Language in the Patient Protection and Affordable Care Act -- as well as corrections made in the final 2010 Medicare physician fee schedule -- resulted in payments that are retroactively owed to physicians. Specifically, the Affordable Care Act implemented six provisions that call for CMS to reimburse physicians retroactively back to Jan. 1, 2010.
Of particular interest to family physicians, CMS is directed to extend the 1.0 work geographic practice cost index, or GPCI, floor that expired on Dec. 31, 2009, and raise practice expense GPCIs in low-cost areas by reflecting only half the geographic wage and rent cost differences in their calculation.
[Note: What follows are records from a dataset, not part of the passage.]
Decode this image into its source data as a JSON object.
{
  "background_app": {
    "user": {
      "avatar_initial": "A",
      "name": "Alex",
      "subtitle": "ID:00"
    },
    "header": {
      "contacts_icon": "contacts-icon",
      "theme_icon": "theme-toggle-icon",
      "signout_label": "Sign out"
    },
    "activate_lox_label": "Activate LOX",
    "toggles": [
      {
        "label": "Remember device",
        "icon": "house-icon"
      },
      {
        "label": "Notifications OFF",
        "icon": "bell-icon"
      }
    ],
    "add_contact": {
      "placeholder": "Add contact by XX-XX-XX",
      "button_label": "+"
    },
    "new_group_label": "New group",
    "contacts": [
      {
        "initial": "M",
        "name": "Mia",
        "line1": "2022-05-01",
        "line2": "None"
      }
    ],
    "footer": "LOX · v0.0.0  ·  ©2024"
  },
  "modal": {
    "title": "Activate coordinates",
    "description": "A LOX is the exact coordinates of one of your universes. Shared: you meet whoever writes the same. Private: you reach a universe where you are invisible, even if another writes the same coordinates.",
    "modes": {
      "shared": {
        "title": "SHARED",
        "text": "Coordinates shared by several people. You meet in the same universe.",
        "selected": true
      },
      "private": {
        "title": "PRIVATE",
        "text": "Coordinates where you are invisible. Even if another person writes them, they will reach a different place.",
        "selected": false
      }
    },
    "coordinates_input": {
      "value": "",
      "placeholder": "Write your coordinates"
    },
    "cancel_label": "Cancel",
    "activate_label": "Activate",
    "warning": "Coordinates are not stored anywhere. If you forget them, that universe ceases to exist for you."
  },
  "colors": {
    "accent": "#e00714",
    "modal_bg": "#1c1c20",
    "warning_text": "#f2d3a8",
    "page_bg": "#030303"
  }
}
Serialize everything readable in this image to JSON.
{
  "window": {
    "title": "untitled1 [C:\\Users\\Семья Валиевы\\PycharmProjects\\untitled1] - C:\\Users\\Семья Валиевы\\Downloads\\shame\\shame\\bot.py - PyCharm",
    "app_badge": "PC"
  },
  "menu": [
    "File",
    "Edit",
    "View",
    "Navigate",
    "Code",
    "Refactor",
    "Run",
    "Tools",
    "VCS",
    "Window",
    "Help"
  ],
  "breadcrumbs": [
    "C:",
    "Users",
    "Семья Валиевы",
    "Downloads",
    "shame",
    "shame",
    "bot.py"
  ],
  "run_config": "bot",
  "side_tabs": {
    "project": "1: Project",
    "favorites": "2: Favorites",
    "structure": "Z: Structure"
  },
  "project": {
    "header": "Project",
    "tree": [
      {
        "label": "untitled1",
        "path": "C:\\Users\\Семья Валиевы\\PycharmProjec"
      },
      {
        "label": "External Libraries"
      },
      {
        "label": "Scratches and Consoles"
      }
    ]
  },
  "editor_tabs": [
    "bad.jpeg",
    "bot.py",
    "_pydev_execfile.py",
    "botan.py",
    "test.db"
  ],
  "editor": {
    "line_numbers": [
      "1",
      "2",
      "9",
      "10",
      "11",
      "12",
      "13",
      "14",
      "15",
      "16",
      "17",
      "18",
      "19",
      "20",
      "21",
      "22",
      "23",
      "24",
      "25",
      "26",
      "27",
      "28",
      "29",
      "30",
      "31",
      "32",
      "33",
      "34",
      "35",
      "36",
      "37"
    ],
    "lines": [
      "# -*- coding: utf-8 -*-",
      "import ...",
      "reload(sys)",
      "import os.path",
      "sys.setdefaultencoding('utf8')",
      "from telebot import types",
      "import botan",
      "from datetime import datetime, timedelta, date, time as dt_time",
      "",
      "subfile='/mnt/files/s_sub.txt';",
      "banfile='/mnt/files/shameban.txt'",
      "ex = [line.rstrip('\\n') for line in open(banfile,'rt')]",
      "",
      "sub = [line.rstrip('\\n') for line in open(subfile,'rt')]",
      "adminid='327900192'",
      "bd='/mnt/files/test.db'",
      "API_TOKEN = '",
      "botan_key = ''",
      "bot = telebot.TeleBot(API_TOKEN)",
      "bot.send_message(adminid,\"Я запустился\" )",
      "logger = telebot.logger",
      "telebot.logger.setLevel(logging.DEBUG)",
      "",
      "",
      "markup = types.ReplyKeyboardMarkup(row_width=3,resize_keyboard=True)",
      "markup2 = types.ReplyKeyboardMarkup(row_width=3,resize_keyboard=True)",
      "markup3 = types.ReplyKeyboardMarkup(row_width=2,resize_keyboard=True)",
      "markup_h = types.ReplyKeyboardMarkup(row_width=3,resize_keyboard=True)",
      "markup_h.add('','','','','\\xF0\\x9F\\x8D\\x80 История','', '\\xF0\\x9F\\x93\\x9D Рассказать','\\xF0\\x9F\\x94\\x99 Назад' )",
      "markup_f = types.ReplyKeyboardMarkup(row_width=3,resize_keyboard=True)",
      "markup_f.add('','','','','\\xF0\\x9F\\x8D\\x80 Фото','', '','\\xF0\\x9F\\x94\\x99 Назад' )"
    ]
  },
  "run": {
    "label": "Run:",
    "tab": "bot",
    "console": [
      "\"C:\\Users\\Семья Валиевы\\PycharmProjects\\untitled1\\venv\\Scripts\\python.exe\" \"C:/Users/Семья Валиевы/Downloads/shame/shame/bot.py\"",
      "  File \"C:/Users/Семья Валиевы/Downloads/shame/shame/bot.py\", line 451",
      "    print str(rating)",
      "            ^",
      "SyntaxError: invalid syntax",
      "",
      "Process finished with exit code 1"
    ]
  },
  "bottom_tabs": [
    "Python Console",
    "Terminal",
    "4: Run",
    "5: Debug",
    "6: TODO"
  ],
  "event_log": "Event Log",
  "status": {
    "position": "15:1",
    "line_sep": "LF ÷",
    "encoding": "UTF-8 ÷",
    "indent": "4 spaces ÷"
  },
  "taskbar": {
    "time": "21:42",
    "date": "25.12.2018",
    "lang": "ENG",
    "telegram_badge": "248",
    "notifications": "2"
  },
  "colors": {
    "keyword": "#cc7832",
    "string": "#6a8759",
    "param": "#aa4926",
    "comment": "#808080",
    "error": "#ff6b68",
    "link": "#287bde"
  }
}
The letter pointed out that more than 40 states were affected by the GPCI increases. Some of the most significant increases occurred in North Dakota (7.0 percent); Montana (6.7 percent); Wyoming (6.4 percent); Mississippi (5.9 percent); West Virginia (5.6 percent); Kentucky (5.2 percent); and Kansas (4.6 percent).
CMS also is required by law to
- increase payments for bone density tests,
- extend the 5 percent add-on payment for specified psychiatry services,
- extend the therapy cap exception that expired on April 1, and
- extend a provision allowing independent labs to bill for the technical component of physician pathology services.
"Failure to reimburse physicians for these retroactive payment changes comes on the heels of an extremely disruptive year for our patients," wrote the organizations. "Throughout 2010, Congress enacted short-term, stop-gap measures (to forestall Medicare payment cuts) for durations as short as one month."
The letter calls the payment uncertainties in 2010 due to threatened cuts in Medicare physician payments "highly disruptive" and says that some practices were forced to take out loans to meet payroll and other expenses.
The organizations point out that the recently passed Medicare and Medicaid Extenders Act of 2010(frwebgate.access.gpo.gov) included $200 million to enable CMS to process the retroactive pay increases, and they urged CMS to act immediately to do so.